Wiesner sees lower volume cut-sheet inkjet printers continuing to replace toner devices in the marketplace. But, when it comes to rollfed inkjet, “No other technology in the market has the capacity to handle high-volume, 8,700 letter pages/min. or 500,000 digital color duplex pages/hr. Then, you’re talking about offset replacement.”
Mike Herold is feeling pretty good these days about Ricoh’s market share position for its high-speed inkjet press placements in the United States. Research firm IDC recently reported that Ricoh’s U.S. market share increased to 46% last year. That success has been driven largely through its InfoPrint 5000 and Pro VC60000 continuous-feed press platforms.
Herold admits it’s hard to pinpoint one factor that has led to Ricoh’s success, although he does credit maintaining active roles at special industry events, such as the Inkjet Summit and those hosted at Ricoh’s Boulder, Colo., facility, in combination with having a solid sales team in the field.
“It also comes down to which manufacturer customers are going to trust to partner with,” he says. “We try to make commitments that we know clients can achieve, as well as making the right investments in our portfolio. We’ve stood behind the InfoPrint 5000 since [its introduction] in 2007 — and still stand behind it today because it’s a solid technology.”
The need for a press platform for the graphics and direct mail printing markets led to the development of the VC60000. “The most compelling thing about the VC60000 is that most purchasers are brand new customers for Ricoh or are brand new to inkjet. To me, that is very rewarding.” Herold also believes the key to success for a printer looking to install an inkjet press is to first have a solid strategy in place, whereby inkjet is a key enabler of that strategy.
Jonathan Edwards may have started his business career working in the agriculture industry, but now he’s helping to harvest Xerox’s market position and prominence in the production inkjet printing space.

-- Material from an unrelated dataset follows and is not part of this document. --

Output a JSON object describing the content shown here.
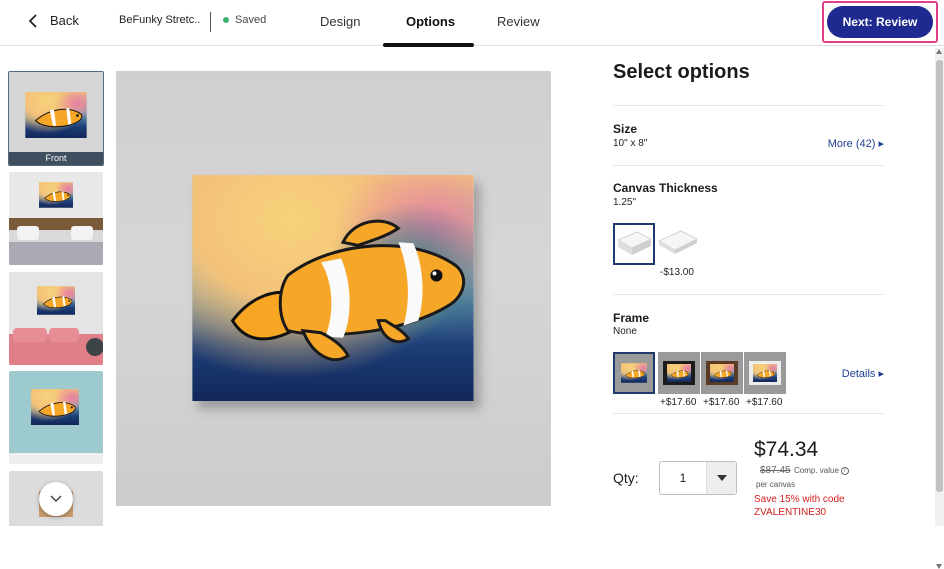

“We are not yet a leader in inkjet,” he admits, “but we’re on a trajectory to build a leadership position.”
Xerox’s significant R&D investment to launch three new inkjet platforms in just the past six months — coupled with its acquisition of Impika three years ago — gives credence to his statement. At drupa, Xerox promoted its new Rialto 900 roll-to-sheet inkjet press, as well as its brand-new Brenva HD cut-sheet and Trivor 2400 continuous-feed inkjet models.
Xerox, XMPie, Solimar and Muller Martini also demonstrated end-to-end personalized catalog production linked to a multi-channel campaign during drupa. It incorporated Xerox FreeFlow Core to automate the workflow, XMPie PersonalEffect to create customized content and Muller Martini’s Presto II digital saddle stitcher for finishing.

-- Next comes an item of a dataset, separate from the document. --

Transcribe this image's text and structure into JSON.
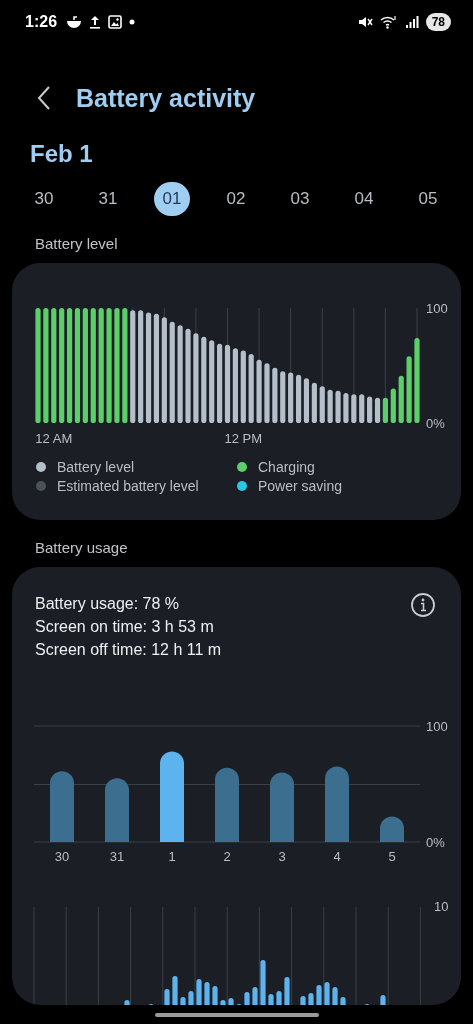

“We’ve identified catalogs as being ripe for transformation,” Edwards adds. “Retail is at a tipping point. Retailers are trying to figure out how to engage with customers in print, mobile and on the Web. Inkjet will become a significant part of the catalog business.”

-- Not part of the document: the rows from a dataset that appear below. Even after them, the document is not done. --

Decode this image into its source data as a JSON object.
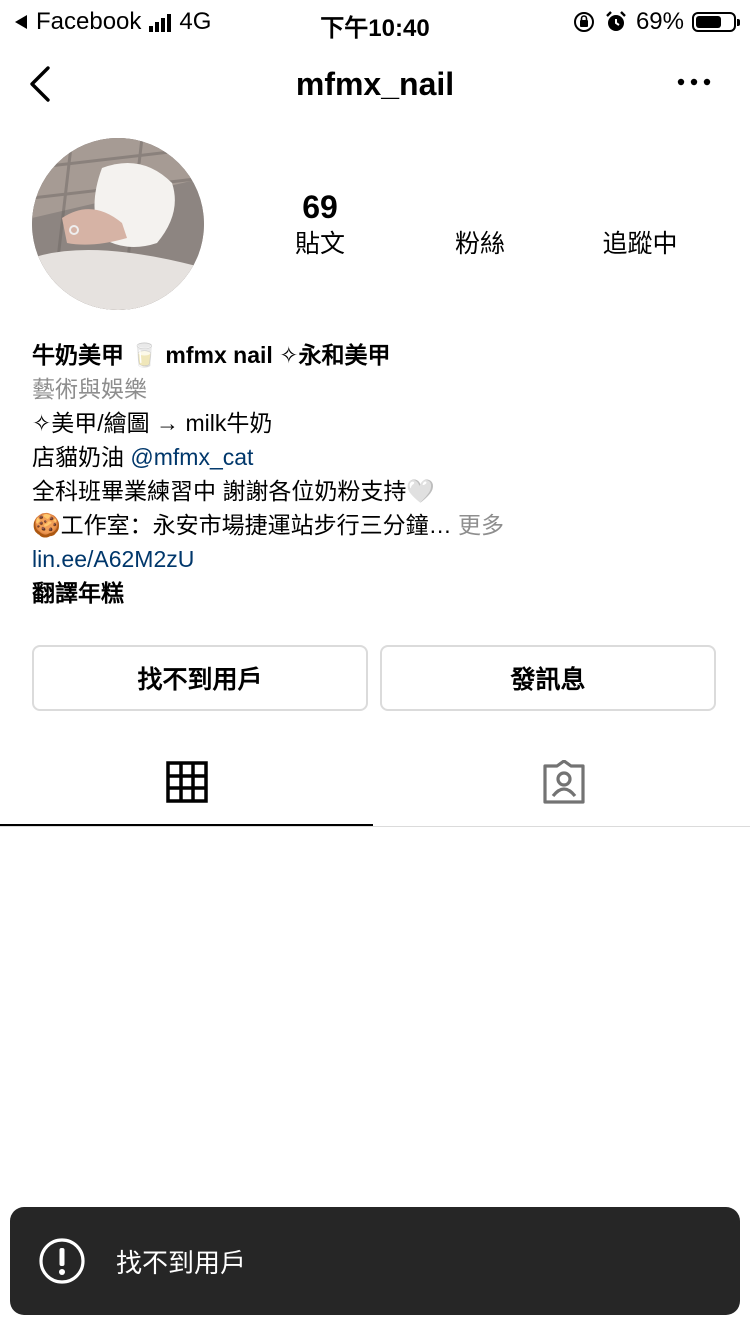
{
  "status_bar": {
    "back_app": "Facebook",
    "network": "4G",
    "time": "下午10:40",
    "battery": "69%",
    "battery_level": 0.69
  },
  "header": {
    "username": "mfmx_nail"
  },
  "stats": {
    "posts_count": "69",
    "posts_label": "貼文",
    "followers_label": "粉絲",
    "following_label": "追蹤中"
  },
  "bio": {
    "name": "牛奶美甲 🥛 mfmx nail ✧永和美甲",
    "category": "藝術與娛樂",
    "line1": "✧美甲/繪圖 → milk牛奶",
    "line2_prefix": "店貓奶油 ",
    "line2_mention": "@mfmx_cat",
    "line3": "全科班畢業練習中 謝謝各位奶粉支持🤍",
    "line4": "🍪工作室：永安市場捷運站步行三分鐘…",
    "more": "更多",
    "link": "lin.ee/A62M2zU",
    "translate": "翻譯年糕"
  },
  "buttons": {
    "primary": "找不到用戶",
    "message": "發訊息"
  },
  "toast": {
    "message": "找不到用戶"
  }
}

The personalized catalogs were produced using Xerox’s new High Fusion ink, which enables high-speed inkjet printing on standard offset coated stocks without the need for applying any pre- or post-treatment to the paper. “It’s a technology we expect to bring to market next year. We want people in the industry to understand that Xerox really is at the forefront of the inkjet business.” PI